So this has been deployed and if I click on buy product. And now see that our AdWords was attached to this link which I wanted because I just entered the page through Adwords. What if I came through Facebook?
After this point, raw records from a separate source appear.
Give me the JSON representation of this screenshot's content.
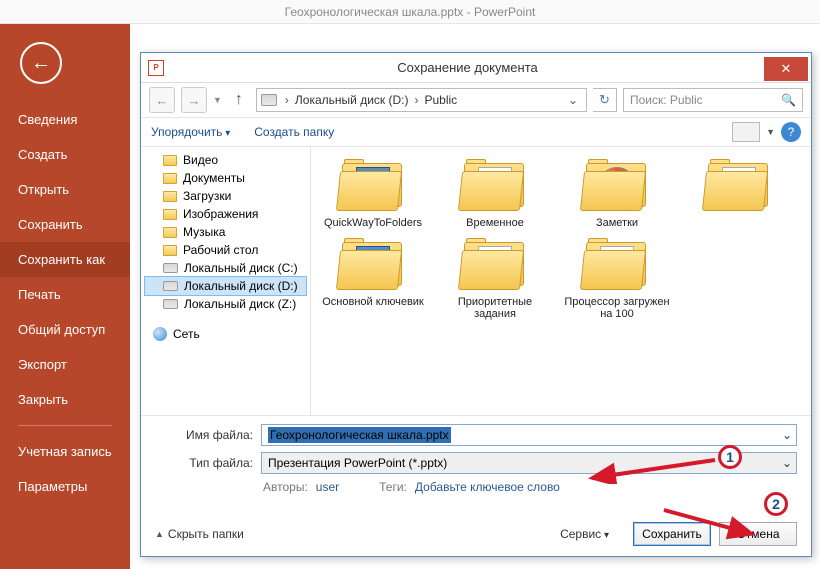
{
  "window_title": "Геохронологическая шкала.pptx - PowerPoint",
  "sidebar": {
    "items": [
      {
        "label": "Сведения"
      },
      {
        "label": "Создать"
      },
      {
        "label": "Открыть"
      },
      {
        "label": "Сохранить"
      },
      {
        "label": "Сохранить как"
      },
      {
        "label": "Печать"
      },
      {
        "label": "Общий доступ"
      },
      {
        "label": "Экспорт"
      },
      {
        "label": "Закрыть"
      }
    ],
    "footer": [
      {
        "label": "Учетная запись"
      },
      {
        "label": "Параметры"
      }
    ]
  },
  "dialog": {
    "title": "Сохранение документа",
    "icon_letter": "P",
    "breadcrumbs": [
      {
        "label": "Локальный диск (D:)"
      },
      {
        "label": "Public"
      }
    ],
    "search_placeholder": "Поиск: Public",
    "toolbar": {
      "organize": "Упорядочить",
      "new_folder": "Создать папку"
    },
    "tree": [
      {
        "icon": "folder",
        "label": "Видео"
      },
      {
        "icon": "folder",
        "label": "Документы"
      },
      {
        "icon": "folder",
        "label": "Загрузки"
      },
      {
        "icon": "folder",
        "label": "Изображения"
      },
      {
        "icon": "folder",
        "label": "Музыка"
      },
      {
        "icon": "folder",
        "label": "Рабочий стол"
      },
      {
        "icon": "drive",
        "label": "Локальный диск (C:)"
      },
      {
        "icon": "drive",
        "label": "Локальный диск (D:)",
        "selected": true
      },
      {
        "icon": "drive",
        "label": "Локальный диск (Z:)"
      },
      {
        "icon": "net",
        "label": "Сеть"
      }
    ],
    "files": [
      {
        "label": "QuickWayToFolders",
        "inner": "blue"
      },
      {
        "label": "Временное",
        "inner": "img"
      },
      {
        "label": "Заметки",
        "inner": "cd"
      },
      {
        "label": "",
        "inner": "note"
      },
      {
        "label": "Основной ключевик",
        "inner": "blue"
      },
      {
        "label": "Приоритетные задания",
        "inner": "img"
      },
      {
        "label": "Процессор загружен на 100",
        "inner": "red"
      }
    ],
    "form": {
      "filename_label": "Имя файла:",
      "filename_value": "Геохронологическая шкала.pptx",
      "filetype_label": "Тип файла:",
      "filetype_value": "Презентация PowerPoint (*.pptx)",
      "author_label": "Авторы:",
      "author_value": "user",
      "tags_label": "Теги:",
      "tags_value": "Добавьте ключевое слово"
    },
    "footer": {
      "hide_folders": "Скрыть папки",
      "service": "Сервис",
      "save": "Сохранить",
      "cancel": "Отмена"
    }
  },
  "annotations": {
    "one": "1",
    "two": "2"
  }
}
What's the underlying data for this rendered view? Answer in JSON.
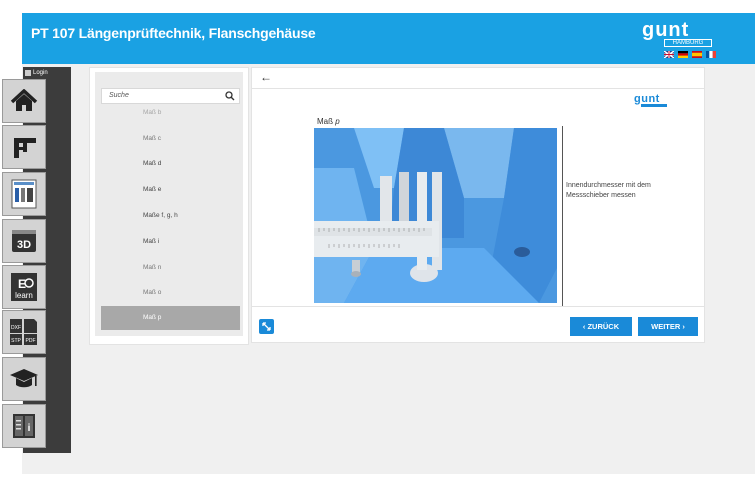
{
  "header": {
    "title": "PT 107 Längenprüftechnik, Flanschgehäuse",
    "logo_text": "gunt",
    "logo_sub": "HAMBURG",
    "languages": [
      "en",
      "de",
      "es",
      "fr"
    ]
  },
  "sidebar": {
    "login_label": "Login",
    "items": [
      {
        "name": "home",
        "icon": "home-icon"
      },
      {
        "name": "caliper",
        "icon": "caliper-icon"
      },
      {
        "name": "document",
        "icon": "document-icon"
      },
      {
        "name": "3d",
        "icon": "3d-icon",
        "label": "3D"
      },
      {
        "name": "elearn",
        "icon": "elearn-icon",
        "label": "E learn"
      },
      {
        "name": "files",
        "icon": "files-icon",
        "labels": [
          "DXF",
          "STP",
          "PDF"
        ]
      },
      {
        "name": "education",
        "icon": "graduation-cap-icon"
      },
      {
        "name": "info",
        "icon": "book-info-icon"
      }
    ]
  },
  "list": {
    "search_placeholder": "Suche",
    "items": [
      "Maß b",
      "Maß c",
      "Maß d",
      "Maß e",
      "Maße f, g, h",
      "Maß i",
      "Maß n",
      "Maß o",
      "Maß p"
    ],
    "selected": "Maß p"
  },
  "main": {
    "title_prefix": "Maß",
    "title_var": "p",
    "description": "Innendurchmesser mit dem Messschieber messen",
    "brand": "gunt",
    "prev_label": "‹ ZURÜCK",
    "next_label": "WEITER ›"
  }
}
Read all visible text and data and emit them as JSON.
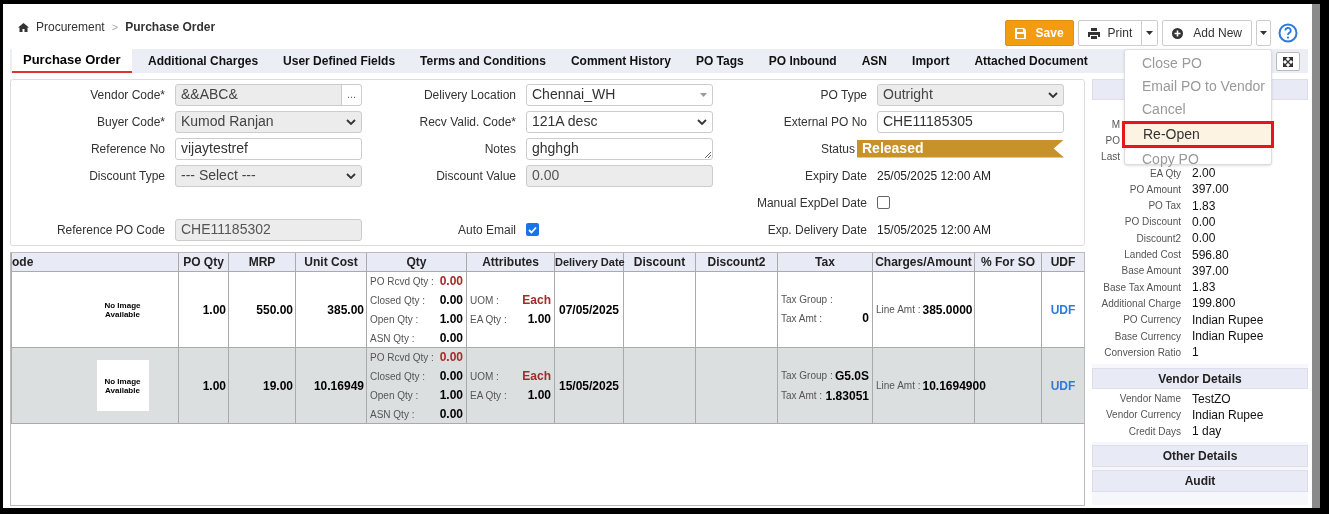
{
  "breadcrumb": {
    "items": [
      "Procurement",
      ">",
      "Purchase Order"
    ]
  },
  "toolbar": {
    "save": "Save",
    "print": "Print",
    "add_new": "Add New"
  },
  "tabs": [
    {
      "label": "Purchase Order",
      "selected": true
    },
    {
      "label": "Additional Charges",
      "selected": false
    },
    {
      "label": "User Defined Fields",
      "selected": false
    },
    {
      "label": "Terms and Conditions",
      "selected": false
    },
    {
      "label": "Comment History",
      "selected": false
    },
    {
      "label": "PO Tags",
      "selected": false
    },
    {
      "label": "PO Inbound",
      "selected": false
    },
    {
      "label": "ASN",
      "selected": false
    },
    {
      "label": "Import",
      "selected": false
    },
    {
      "label": "Attached Document",
      "selected": false
    }
  ],
  "form": {
    "rows": [
      [
        {
          "label": "Vendor Code*",
          "kind": "lookup",
          "value": "&&ABC&",
          "button": "..."
        },
        {
          "label": "Delivery Location",
          "kind": "combo",
          "value": "Chennai_WH"
        },
        {
          "label": "PO Type",
          "kind": "select",
          "value": "Outright",
          "disabled": true
        }
      ],
      [
        {
          "label": "Buyer Code*",
          "kind": "select",
          "value": "Kumod Ranjan",
          "disabled": true
        },
        {
          "label": "Recv Valid. Code*",
          "kind": "select",
          "value": "121A desc",
          "disabled": false
        },
        {
          "label": "External PO No",
          "kind": "input",
          "value": "CHE11185305",
          "disabled": false
        }
      ],
      [
        {
          "label": "Reference No",
          "kind": "input",
          "value": "vijaytestref",
          "disabled": false
        },
        {
          "label": "Notes",
          "kind": "textarea",
          "value": "ghghgh"
        },
        {
          "label": "Status",
          "kind": "badge",
          "value": "Released"
        }
      ],
      [
        {
          "label": "Discount Type",
          "kind": "select",
          "value": "--- Select ---",
          "disabled": true
        },
        {
          "label": "Discount Value",
          "kind": "input",
          "value": "0.00",
          "disabled": true
        },
        {
          "label": "Expiry Date",
          "kind": "text",
          "value": "25/05/2025 12:00 AM"
        }
      ],
      [
        null,
        null,
        {
          "label": "Manual ExpDel Date",
          "kind": "checkbox",
          "checked": false
        }
      ],
      [
        {
          "label": "Reference PO Code",
          "kind": "input",
          "value": "CHE11185302",
          "disabled": true
        },
        {
          "label": "Auto Email",
          "kind": "checkbox",
          "checked": true
        },
        {
          "label": "Exp. Delivery Date",
          "kind": "text",
          "value": "15/05/2025 12:00 AM"
        }
      ]
    ]
  },
  "table": {
    "columns": [
      "ode",
      "PO Qty",
      "MRP",
      "Unit Cost",
      "Qty",
      "Attributes",
      "Delivery Date",
      "Discount",
      "Discount2",
      "Tax",
      "Charges/Amount",
      "% For SO",
      "UDF"
    ],
    "rows": [
      {
        "selected": false,
        "image_text": "No Image Available",
        "po_qty": "1.00",
        "mrp": "550.00",
        "unit_cost": "385.00",
        "qty": [
          {
            "label": "PO Rcvd Qty :",
            "value": "0.00"
          },
          {
            "label": "Closed Qty :",
            "value": "0.00"
          },
          {
            "label": "Open Qty :",
            "value": "1.00"
          },
          {
            "label": "ASN Qty :",
            "value": "0.00"
          }
        ],
        "attributes": [
          {
            "label": "UOM :",
            "value": "Each"
          },
          {
            "label": "EA Qty :",
            "value": "1.00"
          }
        ],
        "delivery_date": "07/05/2025",
        "tax": [
          {
            "label": "Tax Group :"
          },
          {
            "label": "Tax Amt :",
            "value": "0"
          }
        ],
        "charges": {
          "label": "Line Amt :",
          "value": "385.0000"
        },
        "udf": "UDF"
      },
      {
        "selected": true,
        "image_text": "No Image Available",
        "po_qty": "1.00",
        "mrp": "19.00",
        "unit_cost": "10.16949",
        "qty": [
          {
            "label": "PO Rcvd Qty :",
            "value": "0.00"
          },
          {
            "label": "Closed Qty :",
            "value": "0.00"
          },
          {
            "label": "Open Qty :",
            "value": "1.00"
          },
          {
            "label": "ASN Qty :",
            "value": "0.00"
          }
        ],
        "attributes": [
          {
            "label": "UOM :",
            "value": "Each"
          },
          {
            "label": "EA Qty :",
            "value": "1.00"
          }
        ],
        "delivery_date": "15/05/2025",
        "tax": [
          {
            "label": "Tax Group :",
            "value": "G5.0S"
          },
          {
            "label": "Tax Amt :",
            "value": "1.83051"
          }
        ],
        "charges": {
          "label": "Line Amt :",
          "value": "10.1694900"
        },
        "udf": "UDF"
      }
    ]
  },
  "summary": {
    "rows": [
      {
        "label": "M",
        "cut": true
      },
      {
        "label": "PO",
        "cut": true
      },
      {
        "label": "Last",
        "cut": true
      },
      {
        "label": "EA Qty",
        "value": "2.00"
      },
      {
        "label": "PO Amount",
        "value": "397.00"
      },
      {
        "label": "PO Tax",
        "value": "1.83"
      },
      {
        "label": "PO Discount",
        "value": "0.00"
      },
      {
        "label": "Discount2",
        "value": "0.00"
      },
      {
        "label": "Landed Cost",
        "value": "596.80"
      },
      {
        "label": "Base Amount",
        "value": "397.00"
      },
      {
        "label": "Base Tax Amount",
        "value": "1.83"
      },
      {
        "label": "Additional Charge",
        "value": "199.800"
      },
      {
        "label": "PO Currency",
        "value": "Indian Rupee"
      },
      {
        "label": "Base Currency",
        "value": "Indian Rupee"
      },
      {
        "label": "Conversion Ratio",
        "value": "1"
      }
    ]
  },
  "vendor_details": {
    "title": "Vendor Details",
    "rows": [
      {
        "label": "Vendor Name",
        "value": "TestZO"
      },
      {
        "label": "Vendor Currency",
        "value": "Indian Rupee"
      },
      {
        "label": "Credit Days",
        "value": "1 day"
      }
    ]
  },
  "sections": [
    "Other Details",
    "Audit"
  ],
  "menu": {
    "items": [
      {
        "label": "Close PO",
        "highlighted": false
      },
      {
        "label": "Email PO to Vendor",
        "highlighted": false
      },
      {
        "label": "Cancel",
        "highlighted": false
      },
      {
        "label": "Re-Open",
        "highlighted": true
      },
      {
        "label": "Copy PO",
        "highlighted": false
      }
    ]
  }
}
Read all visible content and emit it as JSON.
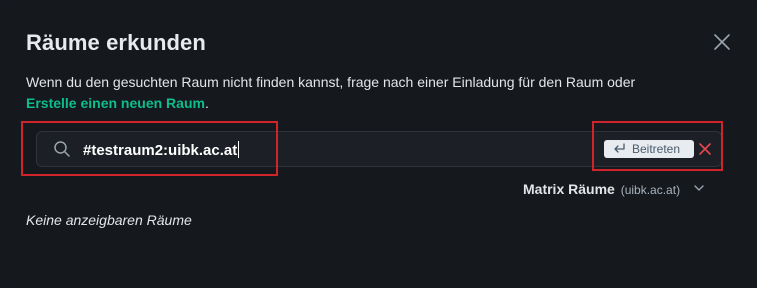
{
  "dialog": {
    "title": "Räume erkunden",
    "description": "Wenn du den gesuchten Raum nicht finden kannst, frage nach einer Einladung für den Raum oder",
    "create_link": "Erstelle einen neuen Raum",
    "create_link_suffix": "."
  },
  "search": {
    "value": "#testraum2:uibk.ac.at"
  },
  "join_button": {
    "label": "Beitreten"
  },
  "server_picker": {
    "label": "Matrix Räume",
    "server": "(uibk.ac.at)"
  },
  "results": {
    "empty_text": "Keine anzeigbaren Räume"
  },
  "colors": {
    "accent": "#0dbd8b",
    "highlight": "#d1232a",
    "background": "#15191e"
  },
  "icons": [
    "close-icon",
    "search-icon",
    "enter-icon",
    "clear-icon",
    "chevron-down-icon"
  ]
}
Now this UTM source needs to be facebook.com, actually, let’s press enter, and we just simulated it became through Facebook, let’s buy a product. And we see now Facebook is attached. And that’s the same again with a UTM that is tag from email, press enter, and we see if I buy a product, it just gives me the normal URL affiliate tag at the end. So this works as expected. And it’s highly valuable for those of you who want to track or get a better deeper understanding of your traffic channels that are going out to Amazon. Because in the reporting itself, if you go over here to the reporting of the earnings, you should cut this out, we can now see reporting for all our tracking IDs, or just who came through AdWords who came through Facebook and how much money we went with them. So hugely valuable when it comes to the tracking outside of our own website and passing that information on to something like Amazon. But really, this technique could be used in other ways as well. So you will be able to pass on information to your tracking systems, to your checkout pages that may live on a different platform or cross-domain tracking in the sense that you would be able to pass on information about the sources or about the user ID to a different website. As long as the system accepts these values, you could then see them in their system as well.
Wow, this was a lot of stuff in these little videos. I hope you enjoyed them. And if this triggered something in you, and you thought well, I want to use this tracking technique for this special case. Please let me know about the cases. I’m so interested in the cases that you will be using this checking technique down below in the comments. We can all learn from the different tracking cases that you might come up with and maybe I didn’t come up with in this tutorial. As always, if you enjoyed this video, then why not give us a thumbs up and also subscribe to the channel right over there because we bring you new videos just like this one every week now. Now, my name is Julian.
Till next time.